Low Vitamin D Extends Ventilation Duration in Critical Patients

January 9, 2015
Eileen Oldfield Associate Editor

Low vitamin D levels may prolong the duration of mechanical ventilation in critically ill surgical patients.

Low vitamin D levels may prolong the duration of mechanical ventilation in critically ill surgical patients, the results of a new cohort study suggest.

Researchers from Massachusetts General Hospital and Harvard Medical School found plasma 25-hydroxyvitamin D (25OHD) levels on admission to the surgical ICU were inversely associated with the need for mechanical ventilation. In the 94-participant study cohort, investigators observed an incident rate ratio of 0.66 per 10 ng/mL of 25OHD.

The findings, which were published online on January 6, 2015, in the Journal of Parenteral and Enteral Nutrition, appeared to support the authors’ initial hypothesis concerning a link between factors influencing respiratory support duration and low vitamin D levels. Despite this, the researchers said their findings must be interpreted cautiously due to the study’s observational nature and its limitations.

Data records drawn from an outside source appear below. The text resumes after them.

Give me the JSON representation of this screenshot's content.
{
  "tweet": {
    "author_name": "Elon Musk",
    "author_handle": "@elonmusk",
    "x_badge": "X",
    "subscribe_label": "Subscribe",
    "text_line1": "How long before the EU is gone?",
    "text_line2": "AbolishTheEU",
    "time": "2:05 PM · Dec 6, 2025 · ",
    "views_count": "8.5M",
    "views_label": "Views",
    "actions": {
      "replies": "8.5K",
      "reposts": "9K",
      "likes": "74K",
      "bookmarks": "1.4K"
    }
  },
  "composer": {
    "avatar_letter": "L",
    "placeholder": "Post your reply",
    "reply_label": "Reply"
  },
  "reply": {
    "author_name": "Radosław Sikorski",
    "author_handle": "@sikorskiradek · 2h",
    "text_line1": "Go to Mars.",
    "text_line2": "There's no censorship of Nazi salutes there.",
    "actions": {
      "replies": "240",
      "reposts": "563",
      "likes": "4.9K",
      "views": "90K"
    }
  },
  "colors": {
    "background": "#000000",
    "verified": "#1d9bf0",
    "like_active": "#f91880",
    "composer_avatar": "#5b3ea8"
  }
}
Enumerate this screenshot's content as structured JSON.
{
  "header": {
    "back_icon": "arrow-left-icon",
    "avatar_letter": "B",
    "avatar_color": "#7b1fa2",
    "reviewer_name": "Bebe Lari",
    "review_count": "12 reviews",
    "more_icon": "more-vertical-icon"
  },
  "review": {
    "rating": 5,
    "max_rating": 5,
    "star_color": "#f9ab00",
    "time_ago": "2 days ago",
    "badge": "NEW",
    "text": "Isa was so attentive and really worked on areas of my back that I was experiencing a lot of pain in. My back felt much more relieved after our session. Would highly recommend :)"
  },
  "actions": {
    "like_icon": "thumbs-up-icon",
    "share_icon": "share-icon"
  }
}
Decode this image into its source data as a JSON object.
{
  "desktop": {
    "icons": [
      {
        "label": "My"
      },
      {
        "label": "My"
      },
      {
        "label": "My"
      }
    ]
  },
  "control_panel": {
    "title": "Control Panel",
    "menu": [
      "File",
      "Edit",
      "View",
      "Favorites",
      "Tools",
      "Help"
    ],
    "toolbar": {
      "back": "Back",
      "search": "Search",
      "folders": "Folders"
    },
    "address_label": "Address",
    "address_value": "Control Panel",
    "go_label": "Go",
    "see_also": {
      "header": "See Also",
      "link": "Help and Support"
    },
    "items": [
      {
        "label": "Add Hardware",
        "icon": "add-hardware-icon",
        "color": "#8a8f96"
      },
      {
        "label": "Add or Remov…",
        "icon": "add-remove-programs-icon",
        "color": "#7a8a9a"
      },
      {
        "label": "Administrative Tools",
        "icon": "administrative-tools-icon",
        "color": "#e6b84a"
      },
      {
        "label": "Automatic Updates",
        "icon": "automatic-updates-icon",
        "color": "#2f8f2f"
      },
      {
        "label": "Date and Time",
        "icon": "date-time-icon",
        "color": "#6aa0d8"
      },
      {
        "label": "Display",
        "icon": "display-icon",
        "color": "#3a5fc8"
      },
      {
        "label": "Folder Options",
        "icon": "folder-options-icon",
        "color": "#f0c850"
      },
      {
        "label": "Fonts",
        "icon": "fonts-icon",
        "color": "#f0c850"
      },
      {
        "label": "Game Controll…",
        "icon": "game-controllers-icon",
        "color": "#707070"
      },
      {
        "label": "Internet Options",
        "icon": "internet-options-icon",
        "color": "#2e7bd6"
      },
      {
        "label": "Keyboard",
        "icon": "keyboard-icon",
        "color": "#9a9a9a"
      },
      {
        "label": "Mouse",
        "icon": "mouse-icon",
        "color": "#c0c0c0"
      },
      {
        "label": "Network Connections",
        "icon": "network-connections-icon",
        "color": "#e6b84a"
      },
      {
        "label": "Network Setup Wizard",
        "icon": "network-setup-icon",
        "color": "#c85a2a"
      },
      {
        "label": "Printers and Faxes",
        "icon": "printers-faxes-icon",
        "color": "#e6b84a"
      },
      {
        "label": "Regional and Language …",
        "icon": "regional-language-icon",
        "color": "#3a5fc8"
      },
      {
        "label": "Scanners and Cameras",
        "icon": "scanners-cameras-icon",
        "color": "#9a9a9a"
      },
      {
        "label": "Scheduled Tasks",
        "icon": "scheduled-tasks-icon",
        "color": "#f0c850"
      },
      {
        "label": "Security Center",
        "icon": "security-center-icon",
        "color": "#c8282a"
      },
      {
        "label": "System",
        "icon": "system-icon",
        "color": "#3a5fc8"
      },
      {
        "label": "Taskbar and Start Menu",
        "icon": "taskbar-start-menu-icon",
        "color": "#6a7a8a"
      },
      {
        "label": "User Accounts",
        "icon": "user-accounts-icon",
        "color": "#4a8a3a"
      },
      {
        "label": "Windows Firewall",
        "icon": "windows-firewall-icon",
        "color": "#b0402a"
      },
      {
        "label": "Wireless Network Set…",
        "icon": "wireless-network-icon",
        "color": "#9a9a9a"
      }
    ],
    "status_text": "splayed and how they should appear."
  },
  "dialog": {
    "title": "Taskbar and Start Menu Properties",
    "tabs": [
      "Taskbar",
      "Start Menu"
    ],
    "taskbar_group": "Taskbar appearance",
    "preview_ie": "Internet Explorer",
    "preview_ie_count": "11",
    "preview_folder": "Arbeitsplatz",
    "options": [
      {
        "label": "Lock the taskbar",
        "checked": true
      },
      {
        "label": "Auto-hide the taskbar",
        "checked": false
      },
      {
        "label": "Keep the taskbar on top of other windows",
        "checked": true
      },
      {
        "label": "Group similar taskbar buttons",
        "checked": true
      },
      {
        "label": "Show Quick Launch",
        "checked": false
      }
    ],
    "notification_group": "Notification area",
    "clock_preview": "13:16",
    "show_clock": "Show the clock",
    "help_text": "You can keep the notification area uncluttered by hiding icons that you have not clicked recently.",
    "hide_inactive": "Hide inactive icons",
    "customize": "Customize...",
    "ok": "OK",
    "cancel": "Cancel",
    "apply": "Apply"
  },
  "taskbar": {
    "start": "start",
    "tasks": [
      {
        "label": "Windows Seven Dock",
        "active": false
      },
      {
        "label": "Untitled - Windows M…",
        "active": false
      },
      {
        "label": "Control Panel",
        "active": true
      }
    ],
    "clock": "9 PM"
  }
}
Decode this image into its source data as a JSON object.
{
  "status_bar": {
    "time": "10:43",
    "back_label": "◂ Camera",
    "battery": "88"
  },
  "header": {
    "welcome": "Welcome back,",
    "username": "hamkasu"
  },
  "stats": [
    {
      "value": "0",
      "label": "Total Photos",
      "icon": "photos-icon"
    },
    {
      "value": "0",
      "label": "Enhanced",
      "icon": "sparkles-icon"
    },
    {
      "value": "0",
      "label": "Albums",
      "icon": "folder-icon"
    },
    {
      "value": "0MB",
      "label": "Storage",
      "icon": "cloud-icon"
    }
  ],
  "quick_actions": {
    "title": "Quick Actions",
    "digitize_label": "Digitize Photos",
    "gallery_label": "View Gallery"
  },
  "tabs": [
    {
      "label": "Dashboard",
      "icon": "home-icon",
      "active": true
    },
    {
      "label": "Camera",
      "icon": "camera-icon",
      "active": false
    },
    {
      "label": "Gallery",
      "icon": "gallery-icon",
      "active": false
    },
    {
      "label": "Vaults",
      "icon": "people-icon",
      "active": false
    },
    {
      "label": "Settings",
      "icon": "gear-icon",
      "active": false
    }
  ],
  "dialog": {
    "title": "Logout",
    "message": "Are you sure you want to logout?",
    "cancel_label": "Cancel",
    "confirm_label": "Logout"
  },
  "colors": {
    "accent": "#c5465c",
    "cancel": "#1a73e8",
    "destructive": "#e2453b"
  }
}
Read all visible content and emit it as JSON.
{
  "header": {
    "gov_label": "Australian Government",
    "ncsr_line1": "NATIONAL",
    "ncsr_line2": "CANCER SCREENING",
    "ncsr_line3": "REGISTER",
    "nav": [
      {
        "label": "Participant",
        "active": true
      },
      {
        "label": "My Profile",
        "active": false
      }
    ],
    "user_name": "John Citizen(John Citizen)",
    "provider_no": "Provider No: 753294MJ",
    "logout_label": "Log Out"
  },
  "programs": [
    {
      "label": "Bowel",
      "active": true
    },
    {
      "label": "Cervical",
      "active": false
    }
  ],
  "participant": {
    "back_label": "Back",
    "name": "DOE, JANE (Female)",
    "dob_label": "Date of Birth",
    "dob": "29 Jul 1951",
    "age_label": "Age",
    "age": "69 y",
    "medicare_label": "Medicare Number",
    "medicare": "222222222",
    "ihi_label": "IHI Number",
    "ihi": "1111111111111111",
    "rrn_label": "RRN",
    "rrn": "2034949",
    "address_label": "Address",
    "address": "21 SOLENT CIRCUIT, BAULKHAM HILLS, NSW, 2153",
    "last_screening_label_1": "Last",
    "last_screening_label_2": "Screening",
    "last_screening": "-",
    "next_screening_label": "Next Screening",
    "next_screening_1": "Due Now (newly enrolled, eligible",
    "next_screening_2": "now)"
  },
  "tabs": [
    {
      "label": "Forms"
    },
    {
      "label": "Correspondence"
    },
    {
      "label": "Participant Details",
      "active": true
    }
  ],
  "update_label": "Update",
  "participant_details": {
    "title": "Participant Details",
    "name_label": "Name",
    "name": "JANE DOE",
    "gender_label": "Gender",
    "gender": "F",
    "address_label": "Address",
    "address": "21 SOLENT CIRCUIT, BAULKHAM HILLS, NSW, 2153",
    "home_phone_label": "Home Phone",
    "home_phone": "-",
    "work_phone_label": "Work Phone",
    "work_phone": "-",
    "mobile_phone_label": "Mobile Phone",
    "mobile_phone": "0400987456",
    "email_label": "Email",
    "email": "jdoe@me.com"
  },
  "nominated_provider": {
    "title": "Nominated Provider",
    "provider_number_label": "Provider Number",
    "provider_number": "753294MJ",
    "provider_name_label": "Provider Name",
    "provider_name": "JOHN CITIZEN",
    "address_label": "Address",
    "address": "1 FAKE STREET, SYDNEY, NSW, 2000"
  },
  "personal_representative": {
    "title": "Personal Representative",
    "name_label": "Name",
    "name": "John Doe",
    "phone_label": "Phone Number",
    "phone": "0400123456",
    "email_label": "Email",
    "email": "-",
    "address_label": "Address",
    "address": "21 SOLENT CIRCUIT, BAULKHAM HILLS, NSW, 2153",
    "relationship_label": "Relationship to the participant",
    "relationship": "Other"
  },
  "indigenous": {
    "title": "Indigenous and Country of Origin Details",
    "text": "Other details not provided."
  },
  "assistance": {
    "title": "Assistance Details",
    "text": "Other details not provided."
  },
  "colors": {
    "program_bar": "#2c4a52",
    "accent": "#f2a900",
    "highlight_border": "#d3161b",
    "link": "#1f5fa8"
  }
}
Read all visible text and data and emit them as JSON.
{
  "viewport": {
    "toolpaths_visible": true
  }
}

As a result, the authors recommended further research into the potential benefits of aggressive vitamin D supplementation in critical illness, as well as to identify how vitamin D relates to respiratory support in surgical intensive care patients.